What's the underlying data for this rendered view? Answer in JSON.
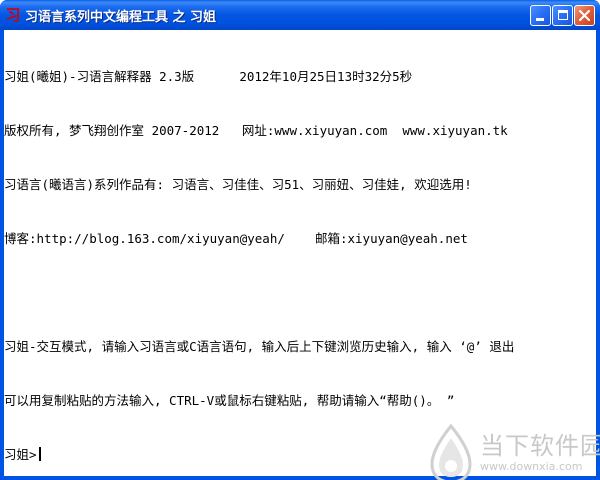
{
  "window": {
    "title": "习语言系列中文编程工具 之 习姐",
    "app_icon_glyph": "习",
    "icons": {
      "minimize": "minimize-icon",
      "maximize": "maximize-icon",
      "close": "close-icon"
    },
    "colors": {
      "titlebar": "#0054e3",
      "close_button": "#e2613d",
      "app_icon": "#d40000"
    }
  },
  "console": {
    "lines": [
      "习姐(曦姐)-习语言解释器 2.3版      2012年10月25日13时32分5秒",
      "版权所有, 梦飞翔创作室 2007-2012   网址:www.xiyuyan.com  www.xiyuyan.tk",
      "习语言(曦语言)系列作品有: 习语言、习佳佳、习51、习丽妞、习佳娃, 欢迎选用!",
      "博客:http://blog.163.com/xiyuyan@yeah/    邮箱:xiyuyan@yeah.net",
      "",
      "习姐-交互模式, 请输入习语言或C语言语句, 输入后上下键浏览历史输入, 输入 ‘@’ 退出",
      "可以用复制粘贴的方法输入, CTRL-V或鼠标右键粘贴, 帮助请输入“帮助()。 ”"
    ],
    "prompt": "习姐>"
  },
  "watermark": {
    "name": "当下软件园",
    "url": "www.downxia.com"
  }
}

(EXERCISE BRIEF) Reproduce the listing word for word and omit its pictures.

(COMPLETED EXERCISE)
What's the underlying data for this rendered view? Answer in JSON.
{
  "window": {
    "title": "习语言系列中文编程工具 之 习姐",
    "app_icon_glyph": "习",
    "icons": {
      "minimize": "minimize-icon",
      "maximize": "maximize-icon",
      "close": "close-icon"
    },
    "colors": {
      "titlebar": "#0054e3",
      "close_button": "#e2613d",
      "app_icon": "#d40000"
    }
  },
  "console": {
    "lines": [
      "习姐(曦姐)-习语言解释器 2.3版      2012年10月25日13时32分5秒",
      "版权所有, 梦飞翔创作室 2007-2012   网址:www.xiyuyan.com  www.xiyuyan.tk",
      "习语言(曦语言)系列作品有: 习语言、习佳佳、习51、习丽妞、习佳娃, 欢迎选用!",
      "博客:http://blog.163.com/xiyuyan@yeah/    邮箱:xiyuyan@yeah.net",
      "",
      "习姐-交互模式, 请输入习语言或C语言语句, 输入后上下键浏览历史输入, 输入 ‘@’ 退出",
      "可以用复制粘贴的方法输入, CTRL-V或鼠标右键粘贴, 帮助请输入“帮助()。 ”"
    ],
    "prompt": "习姐>"
  },
  "watermark": {
    "name": "当下软件园",
    "url": "www.downxia.com"
  }
}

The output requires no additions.